Interface dataset entries:

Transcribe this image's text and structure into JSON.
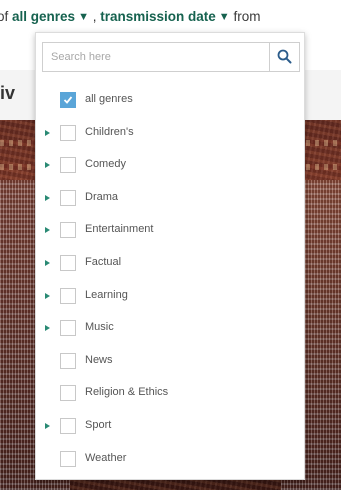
{
  "header": {
    "prefix": "of",
    "genre_filter": "all genres",
    "separator": ",",
    "date_filter": "transmission date",
    "suffix": "from"
  },
  "page_heading_partial": "iv",
  "genre_dropdown": {
    "search_placeholder": "Search here",
    "search_value": "",
    "items": [
      {
        "label": "all genres",
        "checked": true,
        "expandable": false
      },
      {
        "label": "Children's",
        "checked": false,
        "expandable": true
      },
      {
        "label": "Comedy",
        "checked": false,
        "expandable": true
      },
      {
        "label": "Drama",
        "checked": false,
        "expandable": true
      },
      {
        "label": "Entertainment",
        "checked": false,
        "expandable": true
      },
      {
        "label": "Factual",
        "checked": false,
        "expandable": true
      },
      {
        "label": "Learning",
        "checked": false,
        "expandable": true
      },
      {
        "label": "Music",
        "checked": false,
        "expandable": true
      },
      {
        "label": "News",
        "checked": false,
        "expandable": false
      },
      {
        "label": "Religion & Ethics",
        "checked": false,
        "expandable": false
      },
      {
        "label": "Sport",
        "checked": false,
        "expandable": true
      },
      {
        "label": "Weather",
        "checked": false,
        "expandable": false
      }
    ]
  },
  "icons": {
    "search": "search-icon",
    "expand": "caret-right-icon",
    "check": "check-icon",
    "dropdown": "chevron-down-icon"
  },
  "colors": {
    "link": "#16624f",
    "checkbox_checked": "#5aa5d8",
    "expand_arrow": "#2a8a74"
  }
}
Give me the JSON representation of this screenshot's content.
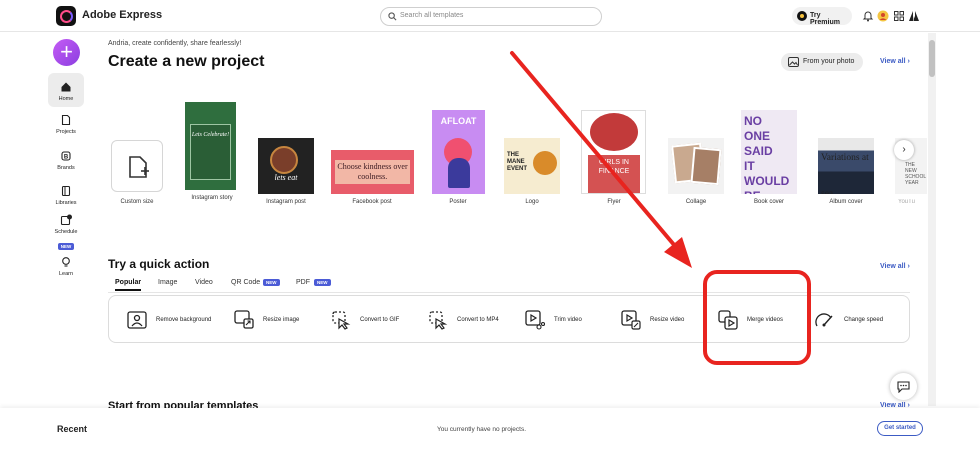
{
  "app": {
    "title": "Adobe Express"
  },
  "search": {
    "placeholder": "Search all templates"
  },
  "header": {
    "premium_label": "Try Premium"
  },
  "sidebar": {
    "create_label": "+",
    "items": [
      {
        "label": "Home"
      },
      {
        "label": "Projects"
      },
      {
        "label": "Brands"
      },
      {
        "label": "Libraries"
      },
      {
        "label": "Schedule",
        "badge": "NEW"
      },
      {
        "label": "Learn"
      }
    ]
  },
  "main": {
    "greeting": "Andria, create confidently, share fearlessly!",
    "heading": "Create a new project",
    "from_photo": "From your photo",
    "view_all": "View all ›"
  },
  "templates": [
    {
      "label": "Custom size"
    },
    {
      "label": "Instagram story",
      "text": "Lets Celebrate!"
    },
    {
      "label": "Instagram post",
      "text": "lets eat"
    },
    {
      "label": "Facebook post",
      "text": "Choose kindness over coolness."
    },
    {
      "label": "Poster",
      "text": "AFLOAT"
    },
    {
      "label": "Logo",
      "text": "THE MANE EVENT"
    },
    {
      "label": "Flyer",
      "text": "GIRLS IN FINANCE"
    },
    {
      "label": "Collage"
    },
    {
      "label": "Book cover",
      "text": "NO ONE SAID IT WOULD BE EASY"
    },
    {
      "label": "Album cover",
      "text": "Variations at sea"
    },
    {
      "label": "YouTu",
      "text": "THE NEW SCHOOL YEAR"
    }
  ],
  "quick_actions": {
    "heading": "Try a quick action",
    "view_all": "View all ›",
    "tabs": [
      {
        "label": "Popular",
        "active": true
      },
      {
        "label": "Image"
      },
      {
        "label": "Video"
      },
      {
        "label": "QR Code",
        "badge": "NEW"
      },
      {
        "label": "PDF",
        "badge": "NEW"
      }
    ],
    "actions": [
      {
        "label": "Remove background",
        "icon": "remove-background-icon"
      },
      {
        "label": "Resize image",
        "icon": "resize-image-icon"
      },
      {
        "label": "Convert to GIF",
        "icon": "convert-gif-icon"
      },
      {
        "label": "Convert to MP4",
        "icon": "convert-mp4-icon"
      },
      {
        "label": "Trim video",
        "icon": "trim-video-icon"
      },
      {
        "label": "Resize video",
        "icon": "resize-video-icon"
      },
      {
        "label": "Merge videos",
        "icon": "merge-videos-icon"
      },
      {
        "label": "Change speed",
        "icon": "change-speed-icon"
      }
    ]
  },
  "popular": {
    "heading": "Start from popular templates",
    "view_all": "View all ›"
  },
  "recent": {
    "title": "Recent",
    "empty_message": "You currently have no projects.",
    "get_started": "Get started"
  },
  "colors": {
    "accent": "#3c5bc4",
    "annotation": "#e8241f",
    "create_button": "#b04ff0"
  }
}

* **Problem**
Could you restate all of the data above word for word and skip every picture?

* **Response area**
Transcribe this image's text and structure into JSON.
{
  "header": {
    "prefix": "of",
    "genre_filter": "all genres",
    "separator": ",",
    "date_filter": "transmission date",
    "suffix": "from"
  },
  "page_heading_partial": "iv",
  "genre_dropdown": {
    "search_placeholder": "Search here",
    "search_value": "",
    "items": [
      {
        "label": "all genres",
        "checked": true,
        "expandable": false
      },
      {
        "label": "Children's",
        "checked": false,
        "expandable": true
      },
      {
        "label": "Comedy",
        "checked": false,
        "expandable": true
      },
      {
        "label": "Drama",
        "checked": false,
        "expandable": true
      },
      {
        "label": "Entertainment",
        "checked": false,
        "expandable": true
      },
      {
        "label": "Factual",
        "checked": false,
        "expandable": true
      },
      {
        "label": "Learning",
        "checked": false,
        "expandable": true
      },
      {
        "label": "Music",
        "checked": false,
        "expandable": true
      },
      {
        "label": "News",
        "checked": false,
        "expandable": false
      },
      {
        "label": "Religion & Ethics",
        "checked": false,
        "expandable": false
      },
      {
        "label": "Sport",
        "checked": false,
        "expandable": true
      },
      {
        "label": "Weather",
        "checked": false,
        "expandable": false
      }
    ]
  },
  "icons": {
    "search": "search-icon",
    "expand": "caret-right-icon",
    "check": "check-icon",
    "dropdown": "chevron-down-icon"
  },
  "colors": {
    "link": "#16624f",
    "checkbox_checked": "#5aa5d8",
    "expand_arrow": "#2a8a74"
  }
}
Give me the JSON representation of this screenshot's content.
{
  "app": {
    "title": "Adobe Express"
  },
  "search": {
    "placeholder": "Search all templates"
  },
  "header": {
    "premium_label": "Try Premium"
  },
  "sidebar": {
    "create_label": "+",
    "items": [
      {
        "label": "Home"
      },
      {
        "label": "Projects"
      },
      {
        "label": "Brands"
      },
      {
        "label": "Libraries"
      },
      {
        "label": "Schedule",
        "badge": "NEW"
      },
      {
        "label": "Learn"
      }
    ]
  },
  "main": {
    "greeting": "Andria, create confidently, share fearlessly!",
    "heading": "Create a new project",
    "from_photo": "From your photo",
    "view_all": "View all ›"
  },
  "templates": [
    {
      "label": "Custom size"
    },
    {
      "label": "Instagram story",
      "text": "Lets Celebrate!"
    },
    {
      "label": "Instagram post",
      "text": "lets eat"
    },
    {
      "label": "Facebook post",
      "text": "Choose kindness over coolness."
    },
    {
      "label": "Poster",
      "text": "AFLOAT"
    },
    {
      "label": "Logo",
      "text": "THE MANE EVENT"
    },
    {
      "label": "Flyer",
      "text": "GIRLS IN FINANCE"
    },
    {
      "label": "Collage"
    },
    {
      "label": "Book cover",
      "text": "NO ONE SAID IT WOULD BE EASY"
    },
    {
      "label": "Album cover",
      "text": "Variations at sea"
    },
    {
      "label": "YouTu",
      "text": "THE NEW SCHOOL YEAR"
    }
  ],
  "quick_actions": {
    "heading": "Try a quick action",
    "view_all": "View all ›",
    "tabs": [
      {
        "label": "Popular",
        "active": true
      },
      {
        "label": "Image"
      },
      {
        "label": "Video"
      },
      {
        "label": "QR Code",
        "badge": "NEW"
      },
      {
        "label": "PDF",
        "badge": "NEW"
      }
    ],
    "actions": [
      {
        "label": "Remove background",
        "icon": "remove-background-icon"
      },
      {
        "label": "Resize image",
        "icon": "resize-image-icon"
      },
      {
        "label": "Convert to GIF",
        "icon": "convert-gif-icon"
      },
      {
        "label": "Convert to MP4",
        "icon": "convert-mp4-icon"
      },
      {
        "label": "Trim video",
        "icon": "trim-video-icon"
      },
      {
        "label": "Resize video",
        "icon": "resize-video-icon"
      },
      {
        "label": "Merge videos",
        "icon": "merge-videos-icon"
      },
      {
        "label": "Change speed",
        "icon": "change-speed-icon"
      }
    ]
  },
  "popular": {
    "heading": "Start from popular templates",
    "view_all": "View all ›"
  },
  "recent": {
    "title": "Recent",
    "empty_message": "You currently have no projects.",
    "get_started": "Get started"
  },
  "colors": {
    "accent": "#3c5bc4",
    "annotation": "#e8241f",
    "create_button": "#b04ff0"
  }
}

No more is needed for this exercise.